I cannot say enough good things about Doug Hubbard’s work. I’ve been obsessed with How to Measure Anything and The Failure of Risk Management so when he published How to Measure Anything in Cybersecurity Risk with Richard Seierson I could not have been happier.

The whole book is worth reading and considering but once you have done that it’s clear that Chapter 3 includes some great practical guidance on ‘Uncertainty Math’ and how to really get started with using quantitative probabilistic risk analysis in cyber risk assessment.

Doug is very generous and documents the simple components for developing a Monte Carlo simulation in Microsoft Excel, the sheet he discusses is available for download.

The formula in Excel is:

=if(rand() < P), lognorm.inv( rand(), (ln(UB)+ln(LB)/2), (ln(UB)-ln(LB)/3.29), 0)

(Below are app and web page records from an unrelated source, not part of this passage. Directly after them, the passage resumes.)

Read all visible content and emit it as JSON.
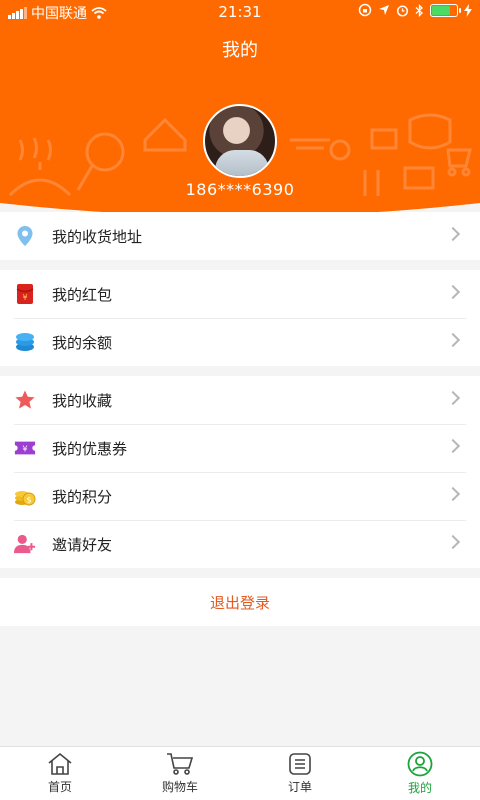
{
  "status_bar": {
    "carrier": "中国联通",
    "time": "21:31",
    "battery_percent": 75,
    "icons": [
      "signal-icon",
      "wifi-icon",
      "lock-rotation-icon",
      "location-icon",
      "alarm-icon",
      "bluetooth-icon",
      "battery-icon",
      "charging-icon"
    ]
  },
  "header": {
    "title": "我的",
    "phone": "186****6390",
    "background_color": "#ff6a00"
  },
  "address_group": {
    "items": [
      {
        "label": "我的收货地址",
        "icon": "location-pin-icon"
      }
    ]
  },
  "wallet_group": {
    "items": [
      {
        "label": "我的红包",
        "icon": "red-envelope-icon"
      },
      {
        "label": "我的余额",
        "icon": "coins-stack-icon"
      }
    ]
  },
  "more_group": {
    "items": [
      {
        "label": "我的收藏",
        "icon": "star-icon"
      },
      {
        "label": "我的优惠券",
        "icon": "coupon-icon"
      },
      {
        "label": "我的积分",
        "icon": "points-coins-icon"
      },
      {
        "label": "邀请好友",
        "icon": "add-friend-icon"
      }
    ]
  },
  "logout_label": "退出登录",
  "tabbar": {
    "tabs": [
      {
        "label": "首页",
        "icon": "home-icon"
      },
      {
        "label": "购物车",
        "icon": "cart-icon"
      },
      {
        "label": "订单",
        "icon": "order-list-icon"
      },
      {
        "label": "我的",
        "icon": "profile-icon"
      }
    ],
    "active_color": "#1ba33c"
  }
}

I won’t repeat Doug’s explanation here, go read the book. Where P is the chance of occurrence, UB is the upper bound of harm and LB is the lower bound of harm.

I’ve spent a lot of time working with new tech-focused startups in healthcare, financial services, marketing and technology products recently and the one consistent aspect I have discovered is that they have all used Google Gsuite by default. This has been excellent for getting value out of my Chromeboook but has meant that I now live in a word of Google Sheets and Google Apps Script rather than Microsoft Excel.

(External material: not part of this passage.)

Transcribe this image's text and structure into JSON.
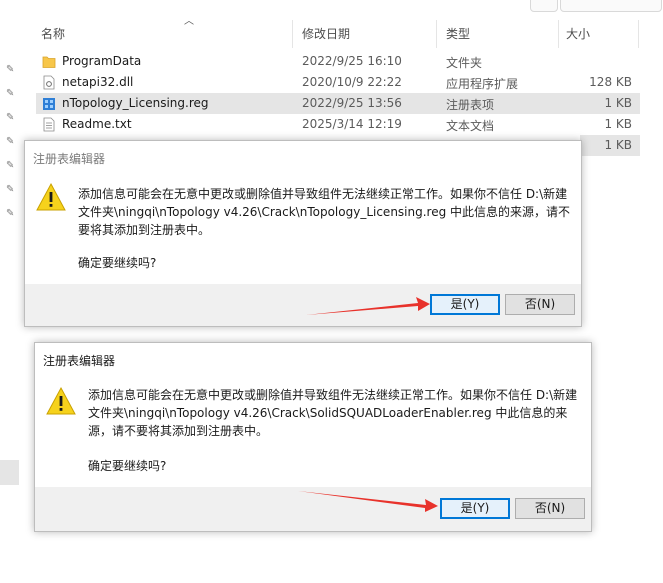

Rewriting the formula in Google sheets is relatively easy:

=if(rand() < P, loginv(rand(), average(ln(UB),ln(LB)), stdev(ln(UB), LN(LB))), 0)

This isn’t a million miles away from the Excel version.

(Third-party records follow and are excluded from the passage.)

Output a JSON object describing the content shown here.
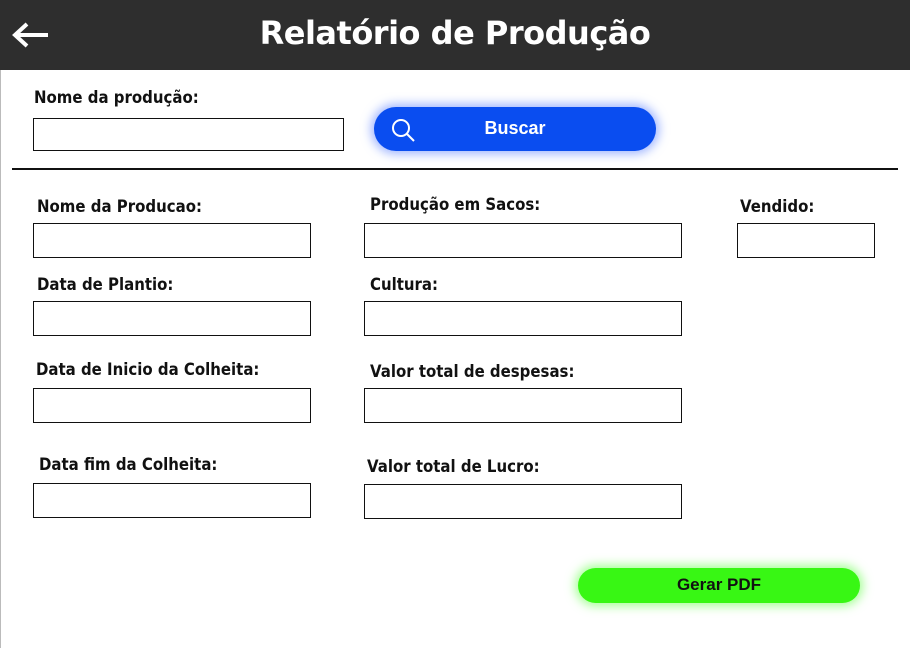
{
  "header": {
    "title": "Relatório de Produção",
    "background": "#2e2e2e"
  },
  "search": {
    "label": "Nome da produção:",
    "value": "",
    "button_label": "Buscar",
    "button_color": "#0a4df0"
  },
  "form": {
    "nome_producao": {
      "label": "Nome da Producao:",
      "value": ""
    },
    "producao_sacos": {
      "label": "Produção em Sacos:",
      "value": ""
    },
    "vendido": {
      "label": "Vendido:",
      "value": ""
    },
    "data_plantio": {
      "label": "Data de Plantio:",
      "value": ""
    },
    "cultura": {
      "label": "Cultura:",
      "value": ""
    },
    "data_inicio_colheita": {
      "label": "Data de Inicio da Colheita:",
      "value": ""
    },
    "valor_despesas": {
      "label": "Valor total de despesas:",
      "value": ""
    },
    "data_fim_colheita": {
      "label": "Data fim da Colheita:",
      "value": ""
    },
    "valor_lucro": {
      "label": "Valor total de Lucro:",
      "value": ""
    }
  },
  "actions": {
    "pdf_label": "Gerar PDF",
    "pdf_color": "#38f714"
  }
}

However, when you get to simulating the outcome many thousands of times across a portfolio of risks the execution time due to refreshing the spreadsheet is onerous and I found copy and pasting the formula 10,000 or 100,000 time daunting.

To deal with this I started looking at Google Apps Script to divorce the calculation from the spreadsheet refresh. After a bit of searching I found that the standard Math object has a random() function and that the Javascript jStat library has an inverse lognormal function which allowed me to rewrite the formula in javascript to run in a loop in a google apps script triggered from the Google sheet but not requiring a refresh of the sheet every iteration. This makes the whole simulation process faster.

var stdevHarm = jStat.stdev([Math.log(LB), Math.log(UB)]);

var averageHarm = jStat.mean([Math.log(LB), Math.log(UB)]);if (Math.random() < P) { var riskValue = jStat.lognormal.inv( Math.random(), averageHarm, stdevHarm );}

else { var riskValue = 0;}

I’m posting this so that if anyone else is following the same path they can save some time. If this can be improved on or there are any obvious flaws please let me know.